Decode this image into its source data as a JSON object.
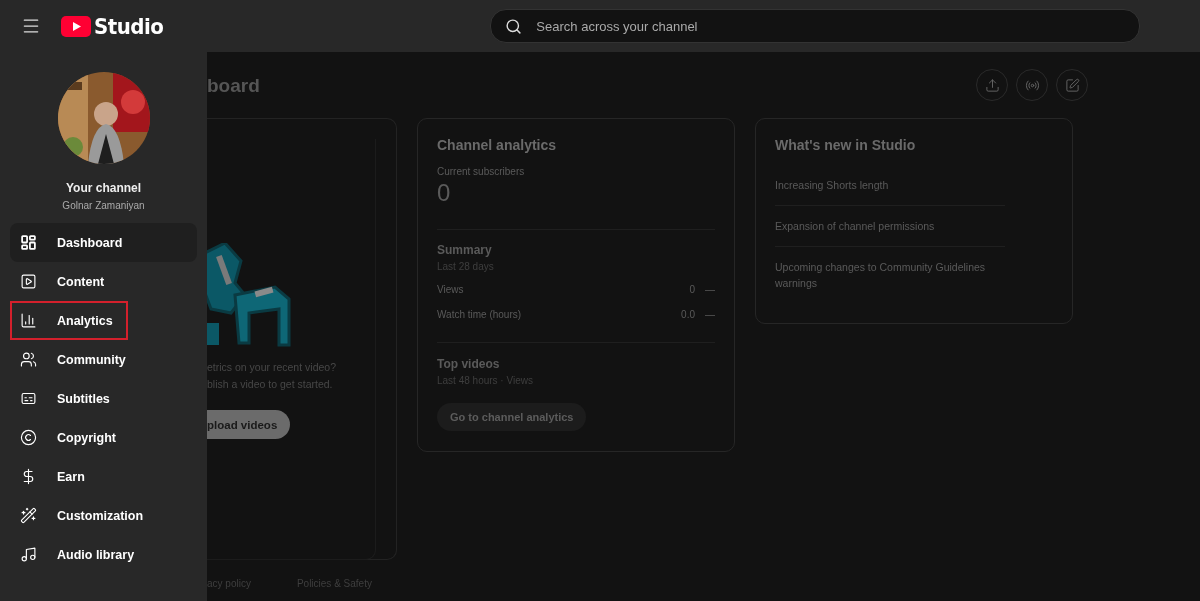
{
  "header": {
    "logo_text": "Studio",
    "search": {
      "placeholder": "Search across your channel"
    }
  },
  "drawer": {
    "channel_label": "Your channel",
    "channel_name": "Golnar Zamaniyan",
    "items": [
      {
        "label": "Dashboard",
        "selected": true,
        "highlighted": false
      },
      {
        "label": "Content",
        "selected": false,
        "highlighted": false
      },
      {
        "label": "Analytics",
        "selected": false,
        "highlighted": true
      },
      {
        "label": "Community",
        "selected": false,
        "highlighted": false
      },
      {
        "label": "Subtitles",
        "selected": false,
        "highlighted": false
      },
      {
        "label": "Copyright",
        "selected": false,
        "highlighted": false
      },
      {
        "label": "Earn",
        "selected": false,
        "highlighted": false
      },
      {
        "label": "Customization",
        "selected": false,
        "highlighted": false
      },
      {
        "label": "Audio library",
        "selected": false,
        "highlighted": false
      }
    ]
  },
  "page": {
    "title": "board",
    "upload_card": {
      "lines": [
        "etrics on your recent video?",
        "blish a video to get started."
      ],
      "button": "pload videos"
    },
    "analytics_card": {
      "title": "Channel analytics",
      "subscribers_label": "Current subscribers",
      "subscribers": "0",
      "summary_title": "Summary",
      "summary_period": "Last 28 days",
      "metrics": [
        {
          "label": "Views",
          "value": "0",
          "trend": "—"
        },
        {
          "label": "Watch time (hours)",
          "value": "0.0",
          "trend": "—"
        }
      ],
      "top_title": "Top videos",
      "top_period": "Last 48 hours · Views",
      "button": "Go to channel analytics"
    },
    "news_card": {
      "title": "What's new in Studio",
      "items": [
        "Increasing Shorts length",
        "Expansion of channel permissions",
        "Upcoming changes to Community Guidelines warnings"
      ]
    },
    "footer_links": [
      "acy policy",
      "Policies & Safety"
    ]
  }
}
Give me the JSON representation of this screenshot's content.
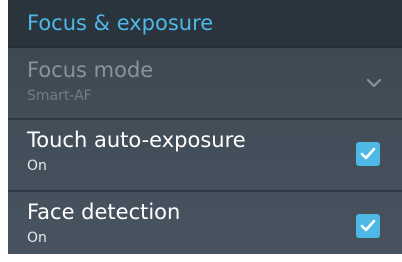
{
  "header": {
    "title": "Focus & exposure"
  },
  "settings": [
    {
      "title": "Focus mode",
      "summary": "Smart-AF",
      "enabled": false,
      "control": "dropdown",
      "icon": "chevron-down-icon"
    },
    {
      "title": "Touch auto-exposure",
      "summary": "On",
      "enabled": true,
      "control": "checkbox",
      "checked": true,
      "icon": "checkmark-icon"
    },
    {
      "title": "Face detection",
      "summary": "On",
      "enabled": true,
      "control": "checkbox",
      "checked": true,
      "icon": "checkmark-icon"
    }
  ],
  "colors": {
    "accent": "#4fb8e7",
    "header_background": "#2a343d",
    "panel_background": "#414d57",
    "disabled_text": "#8a939b"
  }
}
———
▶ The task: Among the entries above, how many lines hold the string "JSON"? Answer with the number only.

▶ Response area: 2